Depression can trigger a host of feelings from agitation and insomnia to poor appetite, or just the opposite—excessive hunger. It’s the hunger feeling some may use as a crutch or coping mechanism to comfort the feelings of hopelessness or despair. This may work temporarily, but depending on food choices, it can also backfire and make you feel worse.
Here’s why—the ingredients in your food can affect your mood either positively or negatively. Too many sweets or highly refined carbohydrates such as white bread, pasta or sugary desserts will cause a rapid rise in blood sugar. Once a sugar spike has reached its peak, it has no other place to go except crashing down. This sluggish, sugar-crash feeling only adds to the depressive state.
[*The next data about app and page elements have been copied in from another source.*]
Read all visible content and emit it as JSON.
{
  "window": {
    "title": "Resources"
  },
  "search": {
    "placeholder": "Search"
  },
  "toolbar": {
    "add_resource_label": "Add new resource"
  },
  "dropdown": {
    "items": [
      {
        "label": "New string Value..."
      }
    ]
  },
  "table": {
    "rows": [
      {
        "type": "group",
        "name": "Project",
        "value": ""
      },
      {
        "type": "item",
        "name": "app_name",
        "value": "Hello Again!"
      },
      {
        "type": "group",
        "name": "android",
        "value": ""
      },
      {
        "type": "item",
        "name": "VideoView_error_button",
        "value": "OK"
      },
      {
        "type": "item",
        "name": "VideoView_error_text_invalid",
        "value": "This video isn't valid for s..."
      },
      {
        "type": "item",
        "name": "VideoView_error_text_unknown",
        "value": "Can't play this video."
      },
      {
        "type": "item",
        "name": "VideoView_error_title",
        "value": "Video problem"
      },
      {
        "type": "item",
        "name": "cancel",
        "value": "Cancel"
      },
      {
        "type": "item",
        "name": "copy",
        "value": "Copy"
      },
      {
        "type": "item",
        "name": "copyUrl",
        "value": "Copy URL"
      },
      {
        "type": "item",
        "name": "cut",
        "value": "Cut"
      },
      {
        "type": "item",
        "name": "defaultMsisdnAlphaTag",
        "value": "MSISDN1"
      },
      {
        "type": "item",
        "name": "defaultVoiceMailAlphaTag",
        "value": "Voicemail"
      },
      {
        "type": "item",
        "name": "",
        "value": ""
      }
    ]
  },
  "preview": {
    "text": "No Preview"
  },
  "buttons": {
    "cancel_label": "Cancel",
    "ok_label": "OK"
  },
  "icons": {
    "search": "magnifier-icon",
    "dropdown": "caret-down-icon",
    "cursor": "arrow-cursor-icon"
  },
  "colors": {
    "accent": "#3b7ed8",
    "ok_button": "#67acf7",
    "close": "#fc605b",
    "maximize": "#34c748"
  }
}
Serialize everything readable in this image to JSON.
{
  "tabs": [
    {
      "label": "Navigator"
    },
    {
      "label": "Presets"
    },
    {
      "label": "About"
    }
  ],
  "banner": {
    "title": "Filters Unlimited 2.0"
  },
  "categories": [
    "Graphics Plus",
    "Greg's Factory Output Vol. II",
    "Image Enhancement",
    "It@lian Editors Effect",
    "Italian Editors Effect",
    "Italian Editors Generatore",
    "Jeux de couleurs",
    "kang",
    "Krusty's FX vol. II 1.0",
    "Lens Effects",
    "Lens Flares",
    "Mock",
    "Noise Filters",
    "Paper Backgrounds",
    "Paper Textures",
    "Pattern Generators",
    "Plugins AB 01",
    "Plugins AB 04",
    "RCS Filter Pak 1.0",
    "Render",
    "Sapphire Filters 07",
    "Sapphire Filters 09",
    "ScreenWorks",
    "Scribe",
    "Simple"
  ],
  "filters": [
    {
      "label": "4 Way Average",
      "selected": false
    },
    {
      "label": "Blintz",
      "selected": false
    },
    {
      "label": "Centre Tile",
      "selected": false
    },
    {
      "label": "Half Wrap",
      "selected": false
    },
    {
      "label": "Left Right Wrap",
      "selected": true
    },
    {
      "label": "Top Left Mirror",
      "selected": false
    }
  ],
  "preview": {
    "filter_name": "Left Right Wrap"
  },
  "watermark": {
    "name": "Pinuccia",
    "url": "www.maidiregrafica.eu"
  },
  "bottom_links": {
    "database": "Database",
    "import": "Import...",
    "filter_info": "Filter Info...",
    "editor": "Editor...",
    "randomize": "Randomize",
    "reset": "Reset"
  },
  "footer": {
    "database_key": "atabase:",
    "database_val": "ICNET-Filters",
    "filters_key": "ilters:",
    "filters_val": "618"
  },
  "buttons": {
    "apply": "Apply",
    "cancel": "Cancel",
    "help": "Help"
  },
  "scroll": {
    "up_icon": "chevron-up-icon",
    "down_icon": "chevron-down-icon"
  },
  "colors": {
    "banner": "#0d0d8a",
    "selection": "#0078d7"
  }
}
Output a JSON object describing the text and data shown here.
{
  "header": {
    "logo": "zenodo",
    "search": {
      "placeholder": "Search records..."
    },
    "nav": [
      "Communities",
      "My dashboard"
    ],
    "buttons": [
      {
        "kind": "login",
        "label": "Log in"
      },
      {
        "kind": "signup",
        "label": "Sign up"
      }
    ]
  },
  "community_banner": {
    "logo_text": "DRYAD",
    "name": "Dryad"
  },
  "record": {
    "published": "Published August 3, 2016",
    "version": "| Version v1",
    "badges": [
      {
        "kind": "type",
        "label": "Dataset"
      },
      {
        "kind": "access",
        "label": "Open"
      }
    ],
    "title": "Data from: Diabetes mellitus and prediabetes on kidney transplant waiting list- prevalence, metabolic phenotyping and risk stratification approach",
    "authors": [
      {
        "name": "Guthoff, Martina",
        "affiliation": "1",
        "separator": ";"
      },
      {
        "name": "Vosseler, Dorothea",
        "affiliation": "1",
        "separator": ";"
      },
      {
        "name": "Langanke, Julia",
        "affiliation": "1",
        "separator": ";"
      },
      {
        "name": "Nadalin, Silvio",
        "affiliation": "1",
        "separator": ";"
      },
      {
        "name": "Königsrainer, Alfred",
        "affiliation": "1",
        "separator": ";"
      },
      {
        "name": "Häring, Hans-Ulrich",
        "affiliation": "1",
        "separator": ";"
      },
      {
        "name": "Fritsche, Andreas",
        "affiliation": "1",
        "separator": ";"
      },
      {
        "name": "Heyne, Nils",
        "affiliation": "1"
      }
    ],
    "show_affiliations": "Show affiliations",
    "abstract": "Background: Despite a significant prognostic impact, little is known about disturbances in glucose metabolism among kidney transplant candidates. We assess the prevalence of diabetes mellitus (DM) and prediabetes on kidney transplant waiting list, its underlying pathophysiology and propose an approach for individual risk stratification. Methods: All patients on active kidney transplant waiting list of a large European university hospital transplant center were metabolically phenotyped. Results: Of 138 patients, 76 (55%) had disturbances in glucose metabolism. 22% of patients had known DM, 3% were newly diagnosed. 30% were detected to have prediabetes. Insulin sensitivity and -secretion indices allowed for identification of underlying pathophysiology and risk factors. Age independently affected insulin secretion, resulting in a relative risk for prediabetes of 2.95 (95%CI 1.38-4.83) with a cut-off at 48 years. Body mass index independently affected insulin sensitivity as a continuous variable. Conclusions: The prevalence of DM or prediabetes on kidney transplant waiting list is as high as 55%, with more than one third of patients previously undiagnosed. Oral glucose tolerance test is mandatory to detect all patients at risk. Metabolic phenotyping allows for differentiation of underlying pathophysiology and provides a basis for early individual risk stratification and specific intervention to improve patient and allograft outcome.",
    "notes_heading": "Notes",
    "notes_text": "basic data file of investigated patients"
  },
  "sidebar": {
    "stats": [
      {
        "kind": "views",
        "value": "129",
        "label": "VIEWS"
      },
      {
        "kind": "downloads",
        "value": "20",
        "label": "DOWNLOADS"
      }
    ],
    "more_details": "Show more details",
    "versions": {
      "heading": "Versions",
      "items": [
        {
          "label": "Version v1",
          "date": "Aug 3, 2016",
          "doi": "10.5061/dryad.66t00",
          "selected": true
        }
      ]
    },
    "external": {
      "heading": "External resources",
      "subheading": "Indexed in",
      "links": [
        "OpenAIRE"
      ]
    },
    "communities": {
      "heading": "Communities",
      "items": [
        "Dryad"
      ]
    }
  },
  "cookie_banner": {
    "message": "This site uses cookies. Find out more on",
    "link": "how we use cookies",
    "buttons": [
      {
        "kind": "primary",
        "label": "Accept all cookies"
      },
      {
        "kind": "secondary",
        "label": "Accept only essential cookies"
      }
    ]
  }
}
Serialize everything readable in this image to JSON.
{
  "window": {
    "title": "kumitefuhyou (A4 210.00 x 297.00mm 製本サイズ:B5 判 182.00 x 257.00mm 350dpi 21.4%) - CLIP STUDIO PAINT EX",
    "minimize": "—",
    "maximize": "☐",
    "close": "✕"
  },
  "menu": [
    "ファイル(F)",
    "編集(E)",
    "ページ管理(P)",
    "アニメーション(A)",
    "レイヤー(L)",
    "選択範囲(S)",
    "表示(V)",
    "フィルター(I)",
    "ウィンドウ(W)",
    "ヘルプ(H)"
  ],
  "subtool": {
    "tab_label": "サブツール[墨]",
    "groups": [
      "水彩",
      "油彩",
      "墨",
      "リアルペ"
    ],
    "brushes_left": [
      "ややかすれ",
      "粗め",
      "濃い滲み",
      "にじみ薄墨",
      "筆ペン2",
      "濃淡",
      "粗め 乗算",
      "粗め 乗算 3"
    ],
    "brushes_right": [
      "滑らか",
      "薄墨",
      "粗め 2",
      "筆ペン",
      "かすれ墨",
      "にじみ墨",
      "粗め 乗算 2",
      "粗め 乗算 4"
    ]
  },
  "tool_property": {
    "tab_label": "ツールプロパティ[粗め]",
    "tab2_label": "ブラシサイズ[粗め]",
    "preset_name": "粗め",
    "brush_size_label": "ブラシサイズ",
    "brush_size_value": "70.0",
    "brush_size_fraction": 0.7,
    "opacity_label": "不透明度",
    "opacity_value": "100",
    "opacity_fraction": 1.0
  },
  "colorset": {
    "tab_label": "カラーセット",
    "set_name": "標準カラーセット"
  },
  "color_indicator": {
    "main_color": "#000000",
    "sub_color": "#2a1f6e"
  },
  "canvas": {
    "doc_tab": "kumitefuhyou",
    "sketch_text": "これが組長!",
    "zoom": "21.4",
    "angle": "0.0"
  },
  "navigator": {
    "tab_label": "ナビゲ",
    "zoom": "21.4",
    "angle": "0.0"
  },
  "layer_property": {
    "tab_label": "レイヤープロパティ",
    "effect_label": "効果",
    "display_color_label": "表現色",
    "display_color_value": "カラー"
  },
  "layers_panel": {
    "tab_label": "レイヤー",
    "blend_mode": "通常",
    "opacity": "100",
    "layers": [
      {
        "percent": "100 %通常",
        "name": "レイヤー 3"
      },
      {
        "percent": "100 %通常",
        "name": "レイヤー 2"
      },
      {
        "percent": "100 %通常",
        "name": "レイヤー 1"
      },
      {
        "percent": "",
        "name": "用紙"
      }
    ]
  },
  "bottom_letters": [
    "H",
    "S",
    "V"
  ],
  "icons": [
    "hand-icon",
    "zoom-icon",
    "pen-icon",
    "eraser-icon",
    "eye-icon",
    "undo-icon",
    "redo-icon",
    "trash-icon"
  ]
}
Plus, resorting to highly refined carbohydrates will likely lead to weight gain, making a person feel even worse.
Several studies have also suggested a link between eating fast food and depression. A 2012 study by the National Center for Biotechnology Information found eating commercially baked goods and fast food resulted in a 51 percent greater likelihood of developing depression compared to those who ate little to none of these foods. The study also found that a large consumption of fast food was linked to a rise in depression.
Another study found that men and women who consumed a healthy dietary pattern (whole grains, vegetables, fruits, nuts, fish)—compared to a traditionally Western diet (like white potatoes, cheese and meat)—had scores that were inversely associated with PHQ-9 depression scores.
To get a better idea of the exact role diet plays in depression, more research is necessary, but studies such as these do suggest that certain nutrients and dietary patterns may have a preventative role in this condition or, at the very least, to help reduce depressive symptoms.
The best advice for everyone, whether suffering from depression or not, is to eat a healthy, well-balanced diet providing all the essential nutrients our bodies need. Even though there is no specific diet for depression, there are certain foods and nutrients that may affect one’s mood.
Folate is a B vitamin that’s important for brain function. It helps the brain make certain essential compounds, and assists the neurotransmitters that carry messages from one area of the brain to another.
A 2012 study in The American Journal of Psychiatry found that patients with major depressive disorder had a better response to the antidepressants that were used in their treatment when they took a folate supplement as well. This is not to say folate by itself can be used to treat major depressive disorder, but it could be an important vitamin that someone with depression should consume regularly.